It should be noted, however, that the then Hopevale teachers, the QTU and an Education Department inquiry recommended to the political hierarchy compromises in the dispute but they were all refused. For example, the request to delay the teacher’s transfer until the end of the school year (recommended by an Education Department Regional Inspector who visited the community at the time and supported by the QTU) to minimise the disruption of the year seven class program was rejected by the government.
Also jointly offered was a transfer of the teacher to the nearby Cooktown School. The teacher’s wife was employed by the Health Department in Cooktown. Again this was refused by the state authorities. As well somewhat overlooked in this dispute was the extra outside-of-school lessons that the teachers provided for the students during and following the strike action.
In the longer term, much was gained from this difficult dispute.
- The direct involvement of outside religious and political forces in indigenous public education was removed.
- The Incentive Transfer Scheme was expanded to encourage increased stability and quality at remote area schools.
- Appeal procedures were put in place for transfers likely to cause excessive hardship for a teacher and their family.
- The right of entry of union officials to all education worksites was maintained.
- Overall the acceptance of teachers’ normal civil rights and improved conditions within Indigenous communities was granted.
We must thank the 1979 Hopevale teachers and their supporters for these outcomes.
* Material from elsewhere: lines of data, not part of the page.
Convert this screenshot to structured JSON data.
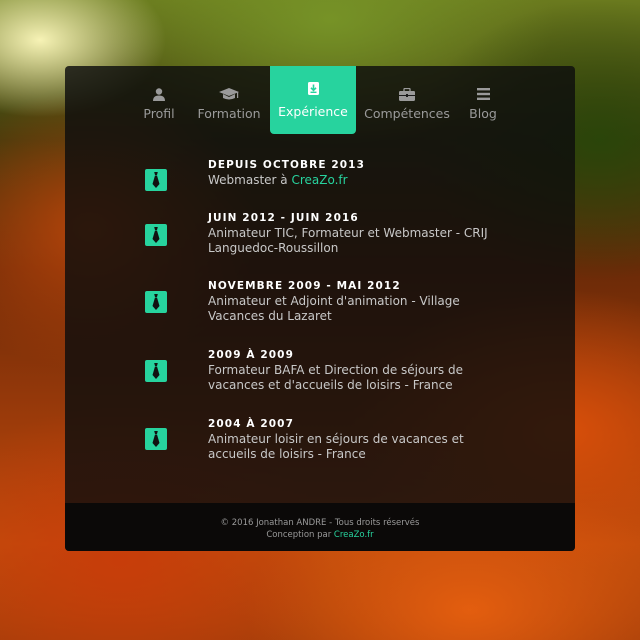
{
  "nav": {
    "items": [
      {
        "label": "Profil",
        "icon": "user-icon"
      },
      {
        "label": "Formation",
        "icon": "graduation-cap-icon"
      },
      {
        "label": "Expérience",
        "icon": "download-icon",
        "active": true
      },
      {
        "label": "Compétences",
        "icon": "briefcase-icon"
      },
      {
        "label": "Blog",
        "icon": "menu-icon"
      }
    ]
  },
  "experience": {
    "entries": [
      {
        "period": "DEPUIS OCTOBRE 2013",
        "description": "Webmaster à ",
        "link": "CreaZo.fr",
        "icon": "tie-icon"
      },
      {
        "period": "JUIN 2012 - JUIN 2016",
        "description": "Animateur TIC, Formateur et Webmaster - CRIJ Languedoc-Roussillon",
        "icon": "tie-icon"
      },
      {
        "period": "NOVEMBRE 2009 - MAI 2012",
        "description": "Animateur et Adjoint d'animation - Village Vacances du Lazaret",
        "icon": "tie-icon"
      },
      {
        "period": "2009 À 2009",
        "description": "Formateur BAFA et Direction de séjours de vacances et d'accueils de loisirs - France",
        "icon": "tie-icon"
      },
      {
        "period": "2004 À 2007",
        "description": "Animateur loisir en séjours de vacances et accueils de loisirs - France",
        "icon": "tie-icon"
      }
    ]
  },
  "footer": {
    "copyright": "© 2016 Jonathan ANDRE - Tous droits réservés",
    "design_prefix": "Conception par ",
    "design_link": "CreaZo.fr"
  },
  "colors": {
    "accent": "#27d39e",
    "panel": "#0e0e0e"
  }
}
Also thanks to the QTU for allowing the author access to the Union’s Hopevale dispute file.
QTU Life Member
Report of Hopevale – Bloomfield – Cooktown (Queensland Lutheran Church) Visitation Submitted by H.P.V. Renner, K.H. Kirsch and G.L. Rose 11 – 29 June 1978.
W.F. Kohlmann Report on Investigation at Hopevale State School 20 October 1979.
Report of Investigation at Hopevale State School N.R. Town Queensland Department of Education Regional Inspector (Primary) Northern Region 12 – 13 September 1979.
Report on The Hopevale Dispute Stuart Mac Donald Queensland Teachers Union Northern Regional Organiser 12 October 1979.
The Hopevale Teachers Re: Hopevale Dispute 31 October 1979.
Queensland Teachers Union News Flash ‘Hopevale Dispute Unresolved’ 16 October 1979.
Queensland Parliament Hansard 16 October 1979 – ‘29 Transfer of Teacher from Hope Vale Mission School’ – Question Time.
Historic Hansard Senate Debates 23 November 1979.
Camden, Debbie “My Husband Paid Price ...” Telegraph 25 August 1980.
Peake, Ross “Row as Mission groups put ban on Union Official” Courier Mail (page 3) 10 October 1979.
Andrews, N.R. Solicitor letter to the Chairman of the Queensland Public Service Board on behalf of Hopevale teacher 14 December 1979.
Petition signed by members of the Aboriginal Community of Hope Vale re teacher transfer – September 1979.
 The teachers are not identified in this paper as I have been unable to contact them to get their permission.
 Concerns included the lack of accommodation on site for the wives of aboriginal employees as compared to the arrangements for non-indigenous employees. Also issues with the inadequate payments to Mission authorities by the Japanese mining company and the role of State government politicians in the mine’s approval and entitlements. SENATE Debates 23 November 1979 page 91.
 Report of Hopevale – Bloomfield – Cooktown (Qld Lutheran Church) Visitation 11 – 29 June 1979.
 Ibid page 1.
 Ibid page 8.
 Ibid page 8.
 Ibid page 8.
 Ibid pages 80 – 82.
 Ibid page 3.
 Report of Investigation at Hopevale State School Regional Inspector (Primary) Mr. R. Town Qld Department of Education 12 – 13 September 1979.
 Ibid page 8.
 Ibid page 8.
 Ibid page 8.
 Hopevale community petition September 1979.
 Op cit page 8.
 Qld Conciliation and Arbitration Commission hearing 6 September 1979 admissions by Qld Education officers including George Berkeley Assistant Director General.